The morning I went into active labor, I held off rushing to the hospital to complete homework assignments and submit licensing forms. The contractions were kicking my butt, but I couldn’t chance missing deadlines; not having made it that far. My hospital bag included clothing for me and the baby and two textbooks. The nurses were impressed that I was studying in my hospital bed as I awaited my child’s arrival. As my labor increased, the medical staff grew concerned. My body had not responded well to the pitocin used to induce my labor. They wanted to perform a c-section delivery. I convinced my doctor to at least give me an opportunity to try and push my baby out because I could not afford to miss class, recovering from major surgery.
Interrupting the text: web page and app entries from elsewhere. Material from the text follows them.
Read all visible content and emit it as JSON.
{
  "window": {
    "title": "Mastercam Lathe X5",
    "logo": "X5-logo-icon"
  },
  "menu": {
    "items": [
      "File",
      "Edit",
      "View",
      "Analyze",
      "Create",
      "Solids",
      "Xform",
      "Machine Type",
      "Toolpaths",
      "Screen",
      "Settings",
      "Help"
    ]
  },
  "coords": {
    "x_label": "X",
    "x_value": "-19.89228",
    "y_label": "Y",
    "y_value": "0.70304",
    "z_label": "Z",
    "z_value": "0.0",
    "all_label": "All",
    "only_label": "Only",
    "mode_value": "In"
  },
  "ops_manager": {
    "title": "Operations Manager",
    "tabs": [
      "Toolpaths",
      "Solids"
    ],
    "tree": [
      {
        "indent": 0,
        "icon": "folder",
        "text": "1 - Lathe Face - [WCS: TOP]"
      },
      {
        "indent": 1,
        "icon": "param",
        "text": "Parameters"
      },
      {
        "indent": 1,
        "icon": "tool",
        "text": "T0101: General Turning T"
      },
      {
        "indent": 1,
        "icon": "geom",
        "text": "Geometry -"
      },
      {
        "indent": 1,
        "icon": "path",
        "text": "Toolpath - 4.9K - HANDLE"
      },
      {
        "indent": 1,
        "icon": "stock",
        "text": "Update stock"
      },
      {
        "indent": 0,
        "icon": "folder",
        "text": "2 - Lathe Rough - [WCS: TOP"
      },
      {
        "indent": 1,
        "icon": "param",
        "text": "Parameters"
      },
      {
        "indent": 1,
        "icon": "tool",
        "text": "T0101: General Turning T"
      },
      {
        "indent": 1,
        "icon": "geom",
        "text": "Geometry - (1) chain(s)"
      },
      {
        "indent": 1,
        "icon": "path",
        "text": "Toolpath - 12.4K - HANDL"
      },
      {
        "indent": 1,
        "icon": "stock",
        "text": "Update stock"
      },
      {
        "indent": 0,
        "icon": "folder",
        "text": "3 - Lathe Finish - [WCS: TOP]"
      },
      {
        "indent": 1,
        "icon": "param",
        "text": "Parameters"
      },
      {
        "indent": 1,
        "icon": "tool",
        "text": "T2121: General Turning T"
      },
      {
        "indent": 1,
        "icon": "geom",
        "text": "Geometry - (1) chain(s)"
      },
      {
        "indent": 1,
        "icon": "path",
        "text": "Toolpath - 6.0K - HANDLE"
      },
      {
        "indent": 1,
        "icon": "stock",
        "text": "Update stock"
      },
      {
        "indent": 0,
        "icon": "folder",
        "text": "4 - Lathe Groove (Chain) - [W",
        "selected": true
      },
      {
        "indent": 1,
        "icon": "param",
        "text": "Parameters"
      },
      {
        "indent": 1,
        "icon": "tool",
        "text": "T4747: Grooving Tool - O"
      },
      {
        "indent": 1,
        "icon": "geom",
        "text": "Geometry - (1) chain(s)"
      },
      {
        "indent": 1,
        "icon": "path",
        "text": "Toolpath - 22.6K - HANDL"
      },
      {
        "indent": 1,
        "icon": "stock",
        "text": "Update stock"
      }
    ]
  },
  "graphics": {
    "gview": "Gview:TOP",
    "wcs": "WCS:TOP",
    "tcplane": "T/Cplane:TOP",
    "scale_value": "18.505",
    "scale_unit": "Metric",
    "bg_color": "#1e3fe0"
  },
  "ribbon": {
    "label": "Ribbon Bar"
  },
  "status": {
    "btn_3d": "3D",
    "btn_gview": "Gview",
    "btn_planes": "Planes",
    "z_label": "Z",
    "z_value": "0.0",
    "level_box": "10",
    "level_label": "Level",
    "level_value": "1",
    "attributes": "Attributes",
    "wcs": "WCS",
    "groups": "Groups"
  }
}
In the 11th hour, I was exhausted and ready to give in to getting cut, but my mother, who was a God-fearing woman, prayed over me. Minutes later, my body complied. With my mother by my side, coaching and encouraging me to breathe, I pushed my baby girl into the world zero complications. When the nurse placed her in my arms, I felt the heartbeat I was introduced to six months earlier in that abortion clinic. I counted those itty-bitty fingers and toes I first saw on that sonogram screen. Her tiny breaths were proof I had made the right decision even when her father, my schooling and naysayers believed I did not. She was totally worth it. We were discharged from the hospital on a Wednesday and there I was sitting on a pillow in a classroom that Friday. My mom, who took maternity leave from her job, was sitting in the car outside the school with my newborn in tow just so I could breastfeed on schedule. She took the time-off to help me in the final weeks of class. Being a new mom myself, it was in those moments, that I understood a mother’s sacrifices cannot be overstated.
As I made my way to the finishline, my biggest challenge was in front of me: The exit exam. I had to make a 97% or risk not graduating. I failed on my first try, but I had another crack at it; my last try and final opportunity. So I took extra classes to ensure I would pass. I was present for every class — breast pump in hand. The night before the final exit exam was a true test. My daughter Trinity must have felt my anxiety. She kept me up, crying the entire night when she usually slept through most nights. I showed up to my exam, at 8 in the morning, sleep deprived. I pushed through. As I completed the last question on the test, I was overcome by fear. I was scared to press submit. Up to that point, I was operating solely on determination, and now my future rest on the final click of a mouse. When I hit submit, my final score appeared on the screen. It read 98%, but throughout this journey I put in 100% in blood, sweat tears, prayers and breast milk — literally.
My mom was the real MVP
I was in a daze and one step closer to completing my dreams: The state board — which turned out to be a breeze for me. I passed on the first try.
My mom was in the crowd with my baby girl, cheering me on as I walked across the stage at my graduation. Choosing to have a child in the face of adversity turned my life upside down, but also made me a better woman. Staying the course was worth it. This feat wasn’t easy, but I did it y’all. I did it.
** Editor’s note: this story was submitted by Brandy Holmes and edited by Ida Harris